App and web page records:
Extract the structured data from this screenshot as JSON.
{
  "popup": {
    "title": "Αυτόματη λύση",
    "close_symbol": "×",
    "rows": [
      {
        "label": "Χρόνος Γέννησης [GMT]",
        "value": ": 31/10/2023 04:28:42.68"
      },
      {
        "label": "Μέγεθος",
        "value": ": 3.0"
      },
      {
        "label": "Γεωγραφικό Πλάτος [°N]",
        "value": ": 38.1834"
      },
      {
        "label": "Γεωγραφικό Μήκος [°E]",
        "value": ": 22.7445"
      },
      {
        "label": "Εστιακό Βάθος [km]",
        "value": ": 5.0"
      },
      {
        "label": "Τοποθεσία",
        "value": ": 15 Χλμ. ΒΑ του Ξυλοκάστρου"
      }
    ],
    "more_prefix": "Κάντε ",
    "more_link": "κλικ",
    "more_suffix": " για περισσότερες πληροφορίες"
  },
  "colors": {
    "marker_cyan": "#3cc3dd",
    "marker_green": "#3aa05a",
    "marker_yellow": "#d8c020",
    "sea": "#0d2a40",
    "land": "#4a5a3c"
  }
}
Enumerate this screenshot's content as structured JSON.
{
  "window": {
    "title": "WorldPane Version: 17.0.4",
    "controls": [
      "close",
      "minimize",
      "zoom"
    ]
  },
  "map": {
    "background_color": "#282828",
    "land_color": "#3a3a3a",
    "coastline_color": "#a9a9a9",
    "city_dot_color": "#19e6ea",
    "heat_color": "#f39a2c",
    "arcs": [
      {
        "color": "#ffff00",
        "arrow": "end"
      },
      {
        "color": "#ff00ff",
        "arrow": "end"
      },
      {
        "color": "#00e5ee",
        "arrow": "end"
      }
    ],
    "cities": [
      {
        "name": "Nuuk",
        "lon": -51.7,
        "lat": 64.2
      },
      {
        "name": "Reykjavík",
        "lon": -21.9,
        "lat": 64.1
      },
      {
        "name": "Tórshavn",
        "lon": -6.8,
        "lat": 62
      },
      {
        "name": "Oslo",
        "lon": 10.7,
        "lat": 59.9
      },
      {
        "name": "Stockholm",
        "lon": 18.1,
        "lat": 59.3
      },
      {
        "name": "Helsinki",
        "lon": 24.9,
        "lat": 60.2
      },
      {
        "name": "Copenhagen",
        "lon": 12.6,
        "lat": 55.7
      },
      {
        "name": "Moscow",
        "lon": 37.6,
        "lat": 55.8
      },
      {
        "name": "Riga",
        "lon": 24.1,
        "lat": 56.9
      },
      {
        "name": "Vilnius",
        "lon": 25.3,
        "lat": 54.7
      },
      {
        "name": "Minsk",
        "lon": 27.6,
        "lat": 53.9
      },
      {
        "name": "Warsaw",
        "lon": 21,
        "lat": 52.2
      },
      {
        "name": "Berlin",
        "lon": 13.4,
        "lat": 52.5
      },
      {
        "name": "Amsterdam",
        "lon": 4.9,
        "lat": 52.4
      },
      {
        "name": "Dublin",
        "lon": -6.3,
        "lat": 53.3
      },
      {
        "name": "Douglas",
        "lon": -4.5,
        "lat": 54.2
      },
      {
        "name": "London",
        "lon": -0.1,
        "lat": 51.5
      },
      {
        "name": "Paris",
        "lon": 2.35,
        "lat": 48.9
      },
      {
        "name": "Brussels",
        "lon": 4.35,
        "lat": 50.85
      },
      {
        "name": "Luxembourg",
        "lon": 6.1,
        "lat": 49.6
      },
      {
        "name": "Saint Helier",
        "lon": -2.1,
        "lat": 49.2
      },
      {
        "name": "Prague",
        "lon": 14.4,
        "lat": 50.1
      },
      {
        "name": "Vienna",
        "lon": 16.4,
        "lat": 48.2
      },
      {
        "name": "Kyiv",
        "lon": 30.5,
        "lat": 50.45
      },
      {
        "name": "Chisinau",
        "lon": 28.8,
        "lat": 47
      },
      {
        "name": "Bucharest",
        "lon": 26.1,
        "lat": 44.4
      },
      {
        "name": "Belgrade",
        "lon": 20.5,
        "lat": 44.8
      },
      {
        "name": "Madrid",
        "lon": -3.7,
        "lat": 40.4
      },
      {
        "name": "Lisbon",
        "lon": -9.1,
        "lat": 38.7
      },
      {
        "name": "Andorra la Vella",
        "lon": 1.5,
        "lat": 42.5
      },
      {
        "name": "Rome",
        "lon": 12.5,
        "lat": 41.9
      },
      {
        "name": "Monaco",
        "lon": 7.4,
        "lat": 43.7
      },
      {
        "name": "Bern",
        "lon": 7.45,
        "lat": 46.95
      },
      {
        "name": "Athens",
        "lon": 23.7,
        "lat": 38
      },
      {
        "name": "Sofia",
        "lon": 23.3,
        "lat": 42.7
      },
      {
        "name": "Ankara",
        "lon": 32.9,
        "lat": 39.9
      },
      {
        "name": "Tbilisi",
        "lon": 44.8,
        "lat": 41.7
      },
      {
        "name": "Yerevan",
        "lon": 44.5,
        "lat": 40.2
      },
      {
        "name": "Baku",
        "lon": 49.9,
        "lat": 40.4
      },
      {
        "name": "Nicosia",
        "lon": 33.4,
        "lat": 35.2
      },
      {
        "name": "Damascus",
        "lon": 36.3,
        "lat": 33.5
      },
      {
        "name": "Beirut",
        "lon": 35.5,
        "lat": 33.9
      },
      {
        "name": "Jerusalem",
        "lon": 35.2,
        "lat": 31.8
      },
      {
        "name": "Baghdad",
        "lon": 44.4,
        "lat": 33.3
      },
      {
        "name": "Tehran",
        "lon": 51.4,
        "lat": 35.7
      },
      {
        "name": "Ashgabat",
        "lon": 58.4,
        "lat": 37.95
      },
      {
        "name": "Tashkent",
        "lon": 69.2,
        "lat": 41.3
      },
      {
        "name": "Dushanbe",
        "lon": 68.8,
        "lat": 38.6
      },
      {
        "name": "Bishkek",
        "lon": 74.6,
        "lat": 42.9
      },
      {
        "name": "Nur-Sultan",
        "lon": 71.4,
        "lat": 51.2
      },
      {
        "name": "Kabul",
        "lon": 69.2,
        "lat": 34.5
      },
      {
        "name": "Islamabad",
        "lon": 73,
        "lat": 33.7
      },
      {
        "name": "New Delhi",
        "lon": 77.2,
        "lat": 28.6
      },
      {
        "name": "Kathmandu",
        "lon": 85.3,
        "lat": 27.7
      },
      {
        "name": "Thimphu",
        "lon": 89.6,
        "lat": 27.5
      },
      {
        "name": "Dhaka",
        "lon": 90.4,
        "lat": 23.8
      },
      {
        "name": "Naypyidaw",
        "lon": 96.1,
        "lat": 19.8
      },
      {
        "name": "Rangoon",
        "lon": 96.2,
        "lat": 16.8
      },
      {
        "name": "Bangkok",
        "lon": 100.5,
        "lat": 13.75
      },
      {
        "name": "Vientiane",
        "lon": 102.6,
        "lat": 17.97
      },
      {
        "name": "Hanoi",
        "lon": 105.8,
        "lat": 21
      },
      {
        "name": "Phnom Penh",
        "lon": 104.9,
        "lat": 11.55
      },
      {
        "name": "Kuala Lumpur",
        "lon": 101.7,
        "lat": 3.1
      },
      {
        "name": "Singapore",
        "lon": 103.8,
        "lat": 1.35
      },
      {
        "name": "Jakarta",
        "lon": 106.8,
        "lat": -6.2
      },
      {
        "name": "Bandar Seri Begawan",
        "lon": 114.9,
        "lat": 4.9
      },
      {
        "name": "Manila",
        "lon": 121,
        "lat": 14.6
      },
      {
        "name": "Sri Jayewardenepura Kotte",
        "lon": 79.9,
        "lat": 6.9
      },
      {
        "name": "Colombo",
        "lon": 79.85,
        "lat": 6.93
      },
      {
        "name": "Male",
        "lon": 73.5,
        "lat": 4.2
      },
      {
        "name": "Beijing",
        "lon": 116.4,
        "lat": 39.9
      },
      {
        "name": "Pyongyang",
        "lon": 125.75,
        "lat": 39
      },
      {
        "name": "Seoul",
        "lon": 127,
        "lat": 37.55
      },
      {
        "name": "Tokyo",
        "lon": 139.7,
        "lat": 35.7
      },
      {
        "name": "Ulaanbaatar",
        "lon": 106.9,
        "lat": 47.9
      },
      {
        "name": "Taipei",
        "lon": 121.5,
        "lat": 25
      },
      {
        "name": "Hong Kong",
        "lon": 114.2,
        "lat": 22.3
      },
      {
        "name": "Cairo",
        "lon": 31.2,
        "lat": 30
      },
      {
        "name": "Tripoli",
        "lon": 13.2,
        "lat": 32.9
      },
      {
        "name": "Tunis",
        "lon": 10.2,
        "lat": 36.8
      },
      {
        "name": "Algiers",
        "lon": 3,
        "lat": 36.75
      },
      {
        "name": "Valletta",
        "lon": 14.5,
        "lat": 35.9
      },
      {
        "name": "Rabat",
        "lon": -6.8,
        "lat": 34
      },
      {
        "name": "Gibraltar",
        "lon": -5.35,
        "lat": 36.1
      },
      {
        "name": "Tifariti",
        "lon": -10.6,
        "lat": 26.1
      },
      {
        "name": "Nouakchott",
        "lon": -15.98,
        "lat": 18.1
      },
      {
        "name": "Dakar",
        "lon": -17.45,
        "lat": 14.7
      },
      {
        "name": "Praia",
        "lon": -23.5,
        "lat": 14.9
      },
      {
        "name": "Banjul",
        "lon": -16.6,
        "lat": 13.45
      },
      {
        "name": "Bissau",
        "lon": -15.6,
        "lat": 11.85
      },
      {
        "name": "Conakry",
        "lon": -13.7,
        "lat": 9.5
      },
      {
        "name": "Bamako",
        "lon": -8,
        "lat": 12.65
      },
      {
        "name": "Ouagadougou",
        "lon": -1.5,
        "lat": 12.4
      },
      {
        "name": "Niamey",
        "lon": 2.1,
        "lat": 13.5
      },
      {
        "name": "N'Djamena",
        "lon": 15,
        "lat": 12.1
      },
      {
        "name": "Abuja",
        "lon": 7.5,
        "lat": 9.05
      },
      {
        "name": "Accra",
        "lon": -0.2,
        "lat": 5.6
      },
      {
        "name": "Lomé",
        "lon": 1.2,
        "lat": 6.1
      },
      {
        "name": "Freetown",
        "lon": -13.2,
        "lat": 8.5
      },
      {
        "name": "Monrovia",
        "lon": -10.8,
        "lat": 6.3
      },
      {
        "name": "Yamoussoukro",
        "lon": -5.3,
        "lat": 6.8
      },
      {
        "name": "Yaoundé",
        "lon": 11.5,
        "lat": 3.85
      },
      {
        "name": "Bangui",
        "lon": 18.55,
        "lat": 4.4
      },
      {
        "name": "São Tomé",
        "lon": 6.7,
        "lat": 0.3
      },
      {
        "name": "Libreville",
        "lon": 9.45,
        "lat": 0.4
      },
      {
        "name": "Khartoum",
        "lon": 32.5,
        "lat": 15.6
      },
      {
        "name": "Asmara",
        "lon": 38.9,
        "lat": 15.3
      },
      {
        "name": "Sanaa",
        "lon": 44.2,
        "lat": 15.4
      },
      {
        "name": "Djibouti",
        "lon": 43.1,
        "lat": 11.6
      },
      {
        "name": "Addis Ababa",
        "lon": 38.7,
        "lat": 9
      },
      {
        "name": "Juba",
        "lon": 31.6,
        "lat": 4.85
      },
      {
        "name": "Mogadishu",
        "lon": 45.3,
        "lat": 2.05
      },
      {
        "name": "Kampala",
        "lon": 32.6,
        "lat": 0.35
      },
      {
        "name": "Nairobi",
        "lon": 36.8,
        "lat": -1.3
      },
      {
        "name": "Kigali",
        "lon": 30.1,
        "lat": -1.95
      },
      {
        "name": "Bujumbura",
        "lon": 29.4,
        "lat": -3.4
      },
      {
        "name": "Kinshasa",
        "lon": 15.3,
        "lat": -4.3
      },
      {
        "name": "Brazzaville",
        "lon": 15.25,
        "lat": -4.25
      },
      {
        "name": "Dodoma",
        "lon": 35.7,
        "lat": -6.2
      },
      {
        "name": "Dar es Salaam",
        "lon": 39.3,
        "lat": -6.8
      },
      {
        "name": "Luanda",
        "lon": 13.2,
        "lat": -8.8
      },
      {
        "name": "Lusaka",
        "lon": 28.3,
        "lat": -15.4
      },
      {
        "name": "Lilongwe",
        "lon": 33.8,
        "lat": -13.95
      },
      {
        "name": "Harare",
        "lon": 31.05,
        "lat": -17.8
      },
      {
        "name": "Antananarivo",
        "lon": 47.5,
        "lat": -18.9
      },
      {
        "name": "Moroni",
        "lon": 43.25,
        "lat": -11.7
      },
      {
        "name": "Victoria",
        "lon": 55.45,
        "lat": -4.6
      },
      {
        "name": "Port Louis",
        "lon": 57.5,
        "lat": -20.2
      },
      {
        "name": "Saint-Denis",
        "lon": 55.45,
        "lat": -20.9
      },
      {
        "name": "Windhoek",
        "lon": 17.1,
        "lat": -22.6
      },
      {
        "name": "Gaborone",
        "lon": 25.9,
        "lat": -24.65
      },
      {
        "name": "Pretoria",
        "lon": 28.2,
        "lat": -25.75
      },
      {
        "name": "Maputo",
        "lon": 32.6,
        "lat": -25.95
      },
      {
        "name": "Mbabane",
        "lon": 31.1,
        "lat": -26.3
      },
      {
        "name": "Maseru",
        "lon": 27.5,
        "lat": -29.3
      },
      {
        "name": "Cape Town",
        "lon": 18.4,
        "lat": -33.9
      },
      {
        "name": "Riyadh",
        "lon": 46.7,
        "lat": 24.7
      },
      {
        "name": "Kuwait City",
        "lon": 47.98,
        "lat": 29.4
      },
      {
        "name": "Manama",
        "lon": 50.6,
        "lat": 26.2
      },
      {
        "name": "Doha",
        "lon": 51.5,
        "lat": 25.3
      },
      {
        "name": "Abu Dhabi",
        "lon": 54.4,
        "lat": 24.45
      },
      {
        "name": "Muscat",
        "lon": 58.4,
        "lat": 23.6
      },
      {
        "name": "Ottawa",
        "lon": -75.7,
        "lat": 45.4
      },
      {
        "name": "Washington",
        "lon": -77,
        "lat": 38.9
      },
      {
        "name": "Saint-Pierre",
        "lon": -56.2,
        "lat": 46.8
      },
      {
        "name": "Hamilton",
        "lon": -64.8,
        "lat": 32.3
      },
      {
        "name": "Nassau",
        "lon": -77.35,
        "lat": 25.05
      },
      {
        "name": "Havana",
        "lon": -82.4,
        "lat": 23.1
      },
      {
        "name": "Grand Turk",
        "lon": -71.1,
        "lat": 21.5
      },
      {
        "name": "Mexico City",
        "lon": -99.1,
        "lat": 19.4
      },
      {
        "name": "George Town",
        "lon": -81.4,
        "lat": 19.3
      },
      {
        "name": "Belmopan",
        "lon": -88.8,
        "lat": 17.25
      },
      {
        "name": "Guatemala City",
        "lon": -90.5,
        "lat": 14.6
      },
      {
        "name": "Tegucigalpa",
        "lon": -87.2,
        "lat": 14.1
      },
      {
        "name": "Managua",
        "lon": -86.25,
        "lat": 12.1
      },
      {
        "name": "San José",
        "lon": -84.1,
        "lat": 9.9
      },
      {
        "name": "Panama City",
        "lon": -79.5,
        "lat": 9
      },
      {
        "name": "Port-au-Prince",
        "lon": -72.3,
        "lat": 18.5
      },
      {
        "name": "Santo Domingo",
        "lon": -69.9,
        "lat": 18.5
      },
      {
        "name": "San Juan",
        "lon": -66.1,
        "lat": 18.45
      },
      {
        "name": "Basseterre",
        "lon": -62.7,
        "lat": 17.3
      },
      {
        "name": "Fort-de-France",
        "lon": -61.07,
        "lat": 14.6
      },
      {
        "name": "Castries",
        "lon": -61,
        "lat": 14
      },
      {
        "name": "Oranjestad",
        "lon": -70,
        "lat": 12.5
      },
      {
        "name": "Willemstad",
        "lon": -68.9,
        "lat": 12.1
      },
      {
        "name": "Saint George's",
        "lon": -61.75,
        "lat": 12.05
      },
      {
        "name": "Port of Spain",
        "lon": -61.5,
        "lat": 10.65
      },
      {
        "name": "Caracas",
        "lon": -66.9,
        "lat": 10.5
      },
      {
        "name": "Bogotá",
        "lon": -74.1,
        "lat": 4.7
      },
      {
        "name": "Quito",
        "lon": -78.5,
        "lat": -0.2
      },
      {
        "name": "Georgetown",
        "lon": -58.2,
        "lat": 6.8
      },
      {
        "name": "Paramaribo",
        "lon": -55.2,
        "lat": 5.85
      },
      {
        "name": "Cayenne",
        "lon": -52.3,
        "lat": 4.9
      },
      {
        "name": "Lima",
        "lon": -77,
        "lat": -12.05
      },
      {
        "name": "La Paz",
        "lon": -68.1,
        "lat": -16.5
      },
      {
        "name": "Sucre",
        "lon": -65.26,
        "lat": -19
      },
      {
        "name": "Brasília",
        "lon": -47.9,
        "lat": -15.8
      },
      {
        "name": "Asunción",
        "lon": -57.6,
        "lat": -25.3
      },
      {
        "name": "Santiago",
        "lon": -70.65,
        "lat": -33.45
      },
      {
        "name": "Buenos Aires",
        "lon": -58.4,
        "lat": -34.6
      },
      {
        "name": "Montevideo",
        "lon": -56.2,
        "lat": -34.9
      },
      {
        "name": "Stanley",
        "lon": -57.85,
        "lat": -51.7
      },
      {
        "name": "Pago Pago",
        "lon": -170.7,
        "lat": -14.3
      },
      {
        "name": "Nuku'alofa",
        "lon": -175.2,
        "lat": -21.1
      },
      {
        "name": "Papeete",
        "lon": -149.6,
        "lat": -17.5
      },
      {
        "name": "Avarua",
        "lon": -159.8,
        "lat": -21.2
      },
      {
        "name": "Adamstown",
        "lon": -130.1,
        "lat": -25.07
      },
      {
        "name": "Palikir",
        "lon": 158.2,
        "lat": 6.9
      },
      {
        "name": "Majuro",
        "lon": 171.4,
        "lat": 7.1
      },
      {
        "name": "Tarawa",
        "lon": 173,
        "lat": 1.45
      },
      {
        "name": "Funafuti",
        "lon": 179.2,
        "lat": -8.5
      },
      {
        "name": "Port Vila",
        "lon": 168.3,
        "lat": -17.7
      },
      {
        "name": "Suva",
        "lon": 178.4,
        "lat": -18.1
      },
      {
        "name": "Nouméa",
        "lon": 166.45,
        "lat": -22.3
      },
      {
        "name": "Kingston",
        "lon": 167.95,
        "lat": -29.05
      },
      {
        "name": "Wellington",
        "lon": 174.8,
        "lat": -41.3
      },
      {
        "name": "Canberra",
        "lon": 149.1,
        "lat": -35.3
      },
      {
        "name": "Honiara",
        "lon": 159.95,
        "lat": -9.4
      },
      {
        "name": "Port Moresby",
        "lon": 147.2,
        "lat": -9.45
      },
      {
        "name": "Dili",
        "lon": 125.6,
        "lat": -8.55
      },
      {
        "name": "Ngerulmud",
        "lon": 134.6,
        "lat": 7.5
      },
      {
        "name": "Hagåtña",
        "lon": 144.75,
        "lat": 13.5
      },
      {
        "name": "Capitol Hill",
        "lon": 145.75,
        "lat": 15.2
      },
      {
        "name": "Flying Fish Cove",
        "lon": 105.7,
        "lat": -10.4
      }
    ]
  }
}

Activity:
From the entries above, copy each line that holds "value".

Solved exercise:
        "value": ": 31/10/2023 04:28:42.68"
        "value": ": 3.0"
        "value": ": 38.1834"
        "value": ": 22.7445"
        "value": ": 5.0"
        "value": ": 15 Χλμ. ΒΑ του Ξυλοκάστρου"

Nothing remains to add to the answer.